◆ Work order
Repeat every line below exactly as it reads.

(Source data)

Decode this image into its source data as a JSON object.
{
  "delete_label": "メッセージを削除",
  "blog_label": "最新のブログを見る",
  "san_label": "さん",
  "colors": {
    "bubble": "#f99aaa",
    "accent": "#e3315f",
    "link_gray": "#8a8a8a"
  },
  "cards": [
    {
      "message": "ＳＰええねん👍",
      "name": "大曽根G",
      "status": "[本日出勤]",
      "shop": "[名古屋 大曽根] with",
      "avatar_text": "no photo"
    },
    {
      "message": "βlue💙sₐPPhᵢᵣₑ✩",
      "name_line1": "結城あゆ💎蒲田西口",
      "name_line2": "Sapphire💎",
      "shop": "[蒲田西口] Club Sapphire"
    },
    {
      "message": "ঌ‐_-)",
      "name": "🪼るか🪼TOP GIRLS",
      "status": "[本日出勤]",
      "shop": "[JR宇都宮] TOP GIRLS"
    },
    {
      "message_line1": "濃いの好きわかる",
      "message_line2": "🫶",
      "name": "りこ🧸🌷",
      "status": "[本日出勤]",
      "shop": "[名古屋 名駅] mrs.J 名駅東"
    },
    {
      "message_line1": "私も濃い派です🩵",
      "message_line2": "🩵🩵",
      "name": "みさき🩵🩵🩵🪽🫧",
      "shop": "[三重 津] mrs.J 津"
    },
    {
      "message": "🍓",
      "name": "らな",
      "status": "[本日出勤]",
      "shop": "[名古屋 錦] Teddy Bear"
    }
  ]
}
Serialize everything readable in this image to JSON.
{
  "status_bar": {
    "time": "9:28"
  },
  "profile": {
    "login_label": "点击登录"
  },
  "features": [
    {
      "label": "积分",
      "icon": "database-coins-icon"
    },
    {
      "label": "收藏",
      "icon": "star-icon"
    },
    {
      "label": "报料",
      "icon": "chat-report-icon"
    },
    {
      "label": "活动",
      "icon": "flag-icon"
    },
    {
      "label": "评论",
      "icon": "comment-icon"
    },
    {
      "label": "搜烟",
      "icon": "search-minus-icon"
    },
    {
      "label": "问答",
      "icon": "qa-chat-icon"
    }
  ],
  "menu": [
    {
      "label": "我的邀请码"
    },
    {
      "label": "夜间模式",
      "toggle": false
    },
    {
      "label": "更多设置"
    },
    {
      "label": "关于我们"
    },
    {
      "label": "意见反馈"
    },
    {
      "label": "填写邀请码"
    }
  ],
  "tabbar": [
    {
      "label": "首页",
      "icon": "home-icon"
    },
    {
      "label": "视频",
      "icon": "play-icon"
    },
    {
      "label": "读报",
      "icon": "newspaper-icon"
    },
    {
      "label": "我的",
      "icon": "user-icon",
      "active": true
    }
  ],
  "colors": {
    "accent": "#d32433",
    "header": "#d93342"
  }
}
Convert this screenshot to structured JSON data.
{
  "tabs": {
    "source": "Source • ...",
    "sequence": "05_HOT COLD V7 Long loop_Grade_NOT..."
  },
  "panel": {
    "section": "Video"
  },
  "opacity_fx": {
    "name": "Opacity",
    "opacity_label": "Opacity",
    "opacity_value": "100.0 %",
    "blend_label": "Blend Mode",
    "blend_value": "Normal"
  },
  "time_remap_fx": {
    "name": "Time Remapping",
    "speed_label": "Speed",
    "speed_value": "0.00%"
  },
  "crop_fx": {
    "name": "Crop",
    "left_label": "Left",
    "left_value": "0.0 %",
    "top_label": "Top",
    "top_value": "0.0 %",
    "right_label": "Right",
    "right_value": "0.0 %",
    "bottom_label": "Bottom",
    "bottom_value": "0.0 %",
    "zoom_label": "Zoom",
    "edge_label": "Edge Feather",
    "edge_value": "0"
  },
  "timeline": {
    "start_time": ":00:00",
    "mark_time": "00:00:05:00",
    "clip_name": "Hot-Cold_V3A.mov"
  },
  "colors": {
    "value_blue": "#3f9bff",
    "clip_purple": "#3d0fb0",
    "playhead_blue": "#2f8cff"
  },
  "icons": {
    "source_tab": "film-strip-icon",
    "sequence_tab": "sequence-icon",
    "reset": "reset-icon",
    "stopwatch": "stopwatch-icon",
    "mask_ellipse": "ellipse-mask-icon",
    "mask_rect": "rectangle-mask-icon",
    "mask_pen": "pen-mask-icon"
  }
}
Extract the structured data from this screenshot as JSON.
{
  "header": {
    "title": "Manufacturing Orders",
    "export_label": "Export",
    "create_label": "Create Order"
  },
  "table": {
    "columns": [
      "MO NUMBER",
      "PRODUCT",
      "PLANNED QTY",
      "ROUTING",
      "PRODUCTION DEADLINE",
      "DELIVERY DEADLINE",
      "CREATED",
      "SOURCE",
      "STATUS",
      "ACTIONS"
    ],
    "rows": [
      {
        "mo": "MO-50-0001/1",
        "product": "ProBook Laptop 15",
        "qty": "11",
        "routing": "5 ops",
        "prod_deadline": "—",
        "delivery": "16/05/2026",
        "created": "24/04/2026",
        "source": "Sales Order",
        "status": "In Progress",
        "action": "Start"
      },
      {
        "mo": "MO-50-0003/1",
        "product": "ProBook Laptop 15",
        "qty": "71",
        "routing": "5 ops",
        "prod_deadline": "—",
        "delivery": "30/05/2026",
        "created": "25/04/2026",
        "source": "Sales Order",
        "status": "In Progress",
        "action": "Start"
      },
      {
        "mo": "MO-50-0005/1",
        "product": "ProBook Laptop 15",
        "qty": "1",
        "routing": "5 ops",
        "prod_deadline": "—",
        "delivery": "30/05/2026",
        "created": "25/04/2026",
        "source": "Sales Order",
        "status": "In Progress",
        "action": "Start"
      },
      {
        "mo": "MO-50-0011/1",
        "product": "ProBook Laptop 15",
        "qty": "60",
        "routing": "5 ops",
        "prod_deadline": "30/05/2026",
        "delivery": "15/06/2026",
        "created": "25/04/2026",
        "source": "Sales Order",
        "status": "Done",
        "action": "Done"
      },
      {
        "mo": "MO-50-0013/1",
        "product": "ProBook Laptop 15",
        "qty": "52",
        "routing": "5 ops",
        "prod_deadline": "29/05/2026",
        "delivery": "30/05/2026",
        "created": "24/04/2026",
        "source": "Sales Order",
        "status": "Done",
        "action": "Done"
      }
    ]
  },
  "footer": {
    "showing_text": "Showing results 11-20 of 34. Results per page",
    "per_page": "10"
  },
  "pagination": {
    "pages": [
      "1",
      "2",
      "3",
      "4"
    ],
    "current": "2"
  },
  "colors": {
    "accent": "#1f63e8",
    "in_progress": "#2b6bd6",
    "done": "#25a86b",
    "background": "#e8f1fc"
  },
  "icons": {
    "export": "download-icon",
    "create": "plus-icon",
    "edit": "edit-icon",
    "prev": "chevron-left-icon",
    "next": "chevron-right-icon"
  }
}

◆ Your response
Decode this image into its source data as a JSON object.
{
  "delete_label": "メッセージを削除",
  "blog_label": "最新のブログを見る",
  "san_label": "さん",
  "colors": {
    "bubble": "#f99aaa",
    "accent": "#e3315f",
    "link_gray": "#8a8a8a"
  },
  "cards": [
    {
      "message": "ＳＰええねん👍",
      "name": "大曽根G",
      "status": "[本日出勤]",
      "shop": "[名古屋 大曽根] with",
      "avatar_text": "no photo"
    },
    {
      "message": "βlue💙sₐPPhᵢᵣₑ✩",
      "name_line1": "結城あゆ💎蒲田西口",
      "name_line2": "Sapphire💎",
      "shop": "[蒲田西口] Club Sapphire"
    },
    {
      "message": "ঌ‐_-)",
      "name": "🪼るか🪼TOP GIRLS",
      "status": "[本日出勤]",
      "shop": "[JR宇都宮] TOP GIRLS"
    },
    {
      "message_line1": "濃いの好きわかる",
      "message_line2": "🫶",
      "name": "りこ🧸🌷",
      "status": "[本日出勤]",
      "shop": "[名古屋 名駅] mrs.J 名駅東"
    },
    {
      "message_line1": "私も濃い派です🩵",
      "message_line2": "🩵🩵",
      "name": "みさき🩵🩵🩵🪽🫧",
      "shop": "[三重 津] mrs.J 津"
    },
    {
      "message": "🍓",
      "name": "らな",
      "status": "[本日出勤]",
      "shop": "[名古屋 錦] Teddy Bear"
    }
  ]
}
Serialize everything readable in this image to JSON.
{
  "status_bar": {
    "time": "9:28"
  },
  "profile": {
    "login_label": "点击登录"
  },
  "features": [
    {
      "label": "积分",
      "icon": "database-coins-icon"
    },
    {
      "label": "收藏",
      "icon": "star-icon"
    },
    {
      "label": "报料",
      "icon": "chat-report-icon"
    },
    {
      "label": "活动",
      "icon": "flag-icon"
    },
    {
      "label": "评论",
      "icon": "comment-icon"
    },
    {
      "label": "搜烟",
      "icon": "search-minus-icon"
    },
    {
      "label": "问答",
      "icon": "qa-chat-icon"
    }
  ],
  "menu": [
    {
      "label": "我的邀请码"
    },
    {
      "label": "夜间模式",
      "toggle": false
    },
    {
      "label": "更多设置"
    },
    {
      "label": "关于我们"
    },
    {
      "label": "意见反馈"
    },
    {
      "label": "填写邀请码"
    }
  ],
  "tabbar": [
    {
      "label": "首页",
      "icon": "home-icon"
    },
    {
      "label": "视频",
      "icon": "play-icon"
    },
    {
      "label": "读报",
      "icon": "newspaper-icon"
    },
    {
      "label": "我的",
      "icon": "user-icon",
      "active": true
    }
  ],
  "colors": {
    "accent": "#d32433",
    "header": "#d93342"
  }
}
Convert this screenshot to structured JSON data.
{
  "tabs": {
    "source": "Source • ...",
    "sequence": "05_HOT COLD V7 Long loop_Grade_NOT..."
  },
  "panel": {
    "section": "Video"
  },
  "opacity_fx": {
    "name": "Opacity",
    "opacity_label": "Opacity",
    "opacity_value": "100.0 %",
    "blend_label": "Blend Mode",
    "blend_value": "Normal"
  },
  "time_remap_fx": {
    "name": "Time Remapping",
    "speed_label": "Speed",
    "speed_value": "0.00%"
  },
  "crop_fx": {
    "name": "Crop",
    "left_label": "Left",
    "left_value": "0.0 %",
    "top_label": "Top",
    "top_value": "0.0 %",
    "right_label": "Right",
    "right_value": "0.0 %",
    "bottom_label": "Bottom",
    "bottom_value": "0.0 %",
    "zoom_label": "Zoom",
    "edge_label": "Edge Feather",
    "edge_value": "0"
  },
  "timeline": {
    "start_time": ":00:00",
    "mark_time": "00:00:05:00",
    "clip_name": "Hot-Cold_V3A.mov"
  },
  "colors": {
    "value_blue": "#3f9bff",
    "clip_purple": "#3d0fb0",
    "playhead_blue": "#2f8cff"
  },
  "icons": {
    "source_tab": "film-strip-icon",
    "sequence_tab": "sequence-icon",
    "reset": "reset-icon",
    "stopwatch": "stopwatch-icon",
    "mask_ellipse": "ellipse-mask-icon",
    "mask_rect": "rectangle-mask-icon",
    "mask_pen": "pen-mask-icon"
  }
}
Extract the structured data from this screenshot as JSON.
{
  "header": {
    "title": "Manufacturing Orders",
    "export_label": "Export",
    "create_label": "Create Order"
  },
  "table": {
    "columns": [
      "MO NUMBER",
      "PRODUCT",
      "PLANNED QTY",
      "ROUTING",
      "PRODUCTION DEADLINE",
      "DELIVERY DEADLINE",
      "CREATED",
      "SOURCE",
      "STATUS",
      "ACTIONS"
    ],
    "rows": [
      {
        "mo": "MO-50-0001/1",
        "product": "ProBook Laptop 15",
        "qty": "11",
        "routing": "5 ops",
        "prod_deadline": "—",
        "delivery": "16/05/2026",
        "created": "24/04/2026",
        "source": "Sales Order",
        "status": "In Progress",
        "action": "Start"
      },
      {
        "mo": "MO-50-0003/1",
        "product": "ProBook Laptop 15",
        "qty": "71",
        "routing": "5 ops",
        "prod_deadline": "—",
        "delivery": "30/05/2026",
        "created": "25/04/2026",
        "source": "Sales Order",
        "status": "In Progress",
        "action": "Start"
      },
      {
        "mo": "MO-50-0005/1",
        "product": "ProBook Laptop 15",
        "qty": "1",
        "routing": "5 ops",
        "prod_deadline": "—",
        "delivery": "30/05/2026",
        "created": "25/04/2026",
        "source": "Sales Order",
        "status": "In Progress",
        "action": "Start"
      },
      {
        "mo": "MO-50-0011/1",
        "product": "ProBook Laptop 15",
        "qty": "60",
        "routing": "5 ops",
        "prod_deadline": "30/05/2026",
        "delivery": "15/06/2026",
        "created": "25/04/2026",
        "source": "Sales Order",
        "status": "Done",
        "action": "Done"
      },
      {
        "mo": "MO-50-0013/1",
        "product": "ProBook Laptop 15",
        "qty": "52",
        "routing": "5 ops",
        "prod_deadline": "29/05/2026",
        "delivery": "30/05/2026",
        "created": "24/04/2026",
        "source": "Sales Order",
        "status": "Done",
        "action": "Done"
      }
    ]
  },
  "footer": {
    "showing_text": "Showing results 11-20 of 34. Results per page",
    "per_page": "10"
  },
  "pagination": {
    "pages": [
      "1",
      "2",
      "3",
      "4"
    ],
    "current": "2"
  },
  "colors": {
    "accent": "#1f63e8",
    "in_progress": "#2b6bd6",
    "done": "#25a86b",
    "background": "#e8f1fc"
  },
  "icons": {
    "export": "download-icon",
    "create": "plus-icon",
    "edit": "edit-icon",
    "prev": "chevron-left-icon",
    "next": "chevron-right-icon"
  }
}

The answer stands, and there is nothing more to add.